I should have read this book a year ago:
That so many urban Whigs and Democrats should have suddenly abandoned their parties in 1854 in favor of [the Know-Nothings] then, cannot realistically be explained in terms of an overnight conversion to political nativism or antislaveryism. . . Antislavery voters and prohibitionists hopped on the Know-Nothing bandwagon to implement their agendas. Rank-and-file Democrats and Whigs, on the other hand, were drawn into the secret order by its vision of a people's party enrolled in the service of the people. If the promise contained within that vision spelled hard times ahead for the state's Irish Catholic minority, it also conveyed the idea of a positive government response to the ravages of an unharnessed industrial order. Whig and Democratic urban dwellers, in particular, had cause to turn to the new party.
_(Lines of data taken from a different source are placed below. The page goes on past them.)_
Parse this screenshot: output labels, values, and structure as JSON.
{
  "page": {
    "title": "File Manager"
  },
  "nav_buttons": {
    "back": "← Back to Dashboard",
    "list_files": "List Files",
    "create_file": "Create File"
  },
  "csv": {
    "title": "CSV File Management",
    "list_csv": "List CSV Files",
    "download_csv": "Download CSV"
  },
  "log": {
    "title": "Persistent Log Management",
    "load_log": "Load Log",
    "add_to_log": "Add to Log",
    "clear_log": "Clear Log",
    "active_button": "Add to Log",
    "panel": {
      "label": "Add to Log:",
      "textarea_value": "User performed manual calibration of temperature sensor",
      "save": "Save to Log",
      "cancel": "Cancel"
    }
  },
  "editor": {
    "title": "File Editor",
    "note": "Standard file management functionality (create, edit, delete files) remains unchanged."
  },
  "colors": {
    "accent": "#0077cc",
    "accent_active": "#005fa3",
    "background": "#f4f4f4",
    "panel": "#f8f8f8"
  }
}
For them it promised relief to the festering problems of modernization, like the tyrannical factory system, slum housing, unsanitary streets, lack of public bathing facilities, and inadequate fire and police protection.